-- Source material --

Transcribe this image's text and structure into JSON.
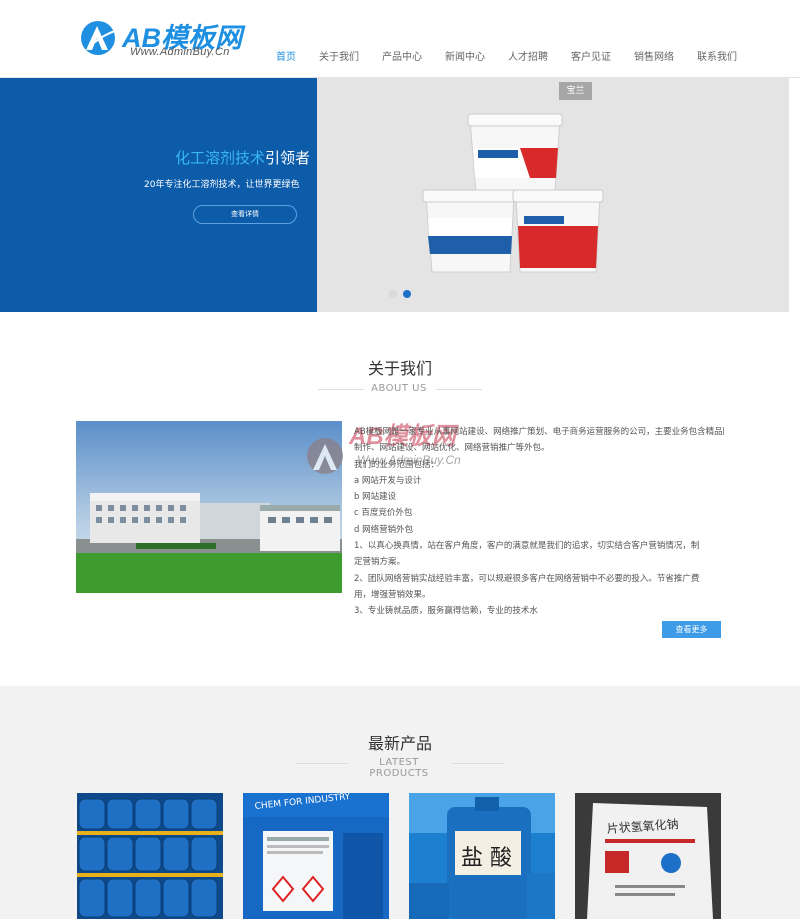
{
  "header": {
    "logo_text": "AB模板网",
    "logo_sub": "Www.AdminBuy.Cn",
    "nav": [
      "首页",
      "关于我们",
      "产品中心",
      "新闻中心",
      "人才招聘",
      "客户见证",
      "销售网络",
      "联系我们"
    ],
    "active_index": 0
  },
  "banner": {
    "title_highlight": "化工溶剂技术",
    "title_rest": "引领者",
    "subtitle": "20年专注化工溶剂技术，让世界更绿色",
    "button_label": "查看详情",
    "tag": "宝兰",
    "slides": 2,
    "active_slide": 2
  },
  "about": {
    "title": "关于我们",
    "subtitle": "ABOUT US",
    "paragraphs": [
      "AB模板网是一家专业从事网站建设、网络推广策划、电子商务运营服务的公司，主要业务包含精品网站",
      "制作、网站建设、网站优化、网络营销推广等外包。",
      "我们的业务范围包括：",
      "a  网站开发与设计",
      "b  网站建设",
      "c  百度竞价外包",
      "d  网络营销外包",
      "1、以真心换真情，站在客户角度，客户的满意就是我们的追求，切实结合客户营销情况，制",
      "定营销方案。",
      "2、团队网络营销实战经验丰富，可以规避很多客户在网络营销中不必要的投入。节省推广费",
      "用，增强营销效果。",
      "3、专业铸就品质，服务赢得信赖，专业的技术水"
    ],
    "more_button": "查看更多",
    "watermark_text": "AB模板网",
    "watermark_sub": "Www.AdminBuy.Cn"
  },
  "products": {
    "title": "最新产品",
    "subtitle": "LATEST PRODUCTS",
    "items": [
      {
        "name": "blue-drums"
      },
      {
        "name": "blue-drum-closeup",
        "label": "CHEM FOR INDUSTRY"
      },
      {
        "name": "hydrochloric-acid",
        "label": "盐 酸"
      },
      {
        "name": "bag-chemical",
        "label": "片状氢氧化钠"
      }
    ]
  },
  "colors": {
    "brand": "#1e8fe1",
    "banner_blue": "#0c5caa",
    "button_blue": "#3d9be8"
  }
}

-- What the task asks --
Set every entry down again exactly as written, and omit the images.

-- Your response --
Transcribe this image's text and structure into JSON.
{
  "header": {
    "logo_text": "AB模板网",
    "logo_sub": "Www.AdminBuy.Cn",
    "nav": [
      "首页",
      "关于我们",
      "产品中心",
      "新闻中心",
      "人才招聘",
      "客户见证",
      "销售网络",
      "联系我们"
    ],
    "active_index": 0
  },
  "banner": {
    "title_highlight": "化工溶剂技术",
    "title_rest": "引领者",
    "subtitle": "20年专注化工溶剂技术，让世界更绿色",
    "button_label": "查看详情",
    "tag": "宝兰",
    "slides": 2,
    "active_slide": 2
  },
  "about": {
    "title": "关于我们",
    "subtitle": "ABOUT US",
    "paragraphs": [
      "AB模板网是一家专业从事网站建设、网络推广策划、电子商务运营服务的公司，主要业务包含精品网站",
      "制作、网站建设、网站优化、网络营销推广等外包。",
      "我们的业务范围包括：",
      "a  网站开发与设计",
      "b  网站建设",
      "c  百度竞价外包",
      "d  网络营销外包",
      "1、以真心换真情，站在客户角度，客户的满意就是我们的追求，切实结合客户营销情况，制",
      "定营销方案。",
      "2、团队网络营销实战经验丰富，可以规避很多客户在网络营销中不必要的投入。节省推广费",
      "用，增强营销效果。",
      "3、专业铸就品质，服务赢得信赖，专业的技术水"
    ],
    "more_button": "查看更多",
    "watermark_text": "AB模板网",
    "watermark_sub": "Www.AdminBuy.Cn"
  },
  "products": {
    "title": "最新产品",
    "subtitle": "LATEST PRODUCTS",
    "items": [
      {
        "name": "blue-drums"
      },
      {
        "name": "blue-drum-closeup",
        "label": "CHEM FOR INDUSTRY"
      },
      {
        "name": "hydrochloric-acid",
        "label": "盐 酸"
      },
      {
        "name": "bag-chemical",
        "label": "片状氢氧化钠"
      }
    ]
  },
  "colors": {
    "brand": "#1e8fe1",
    "banner_blue": "#0c5caa",
    "button_blue": "#3d9be8"
  }
}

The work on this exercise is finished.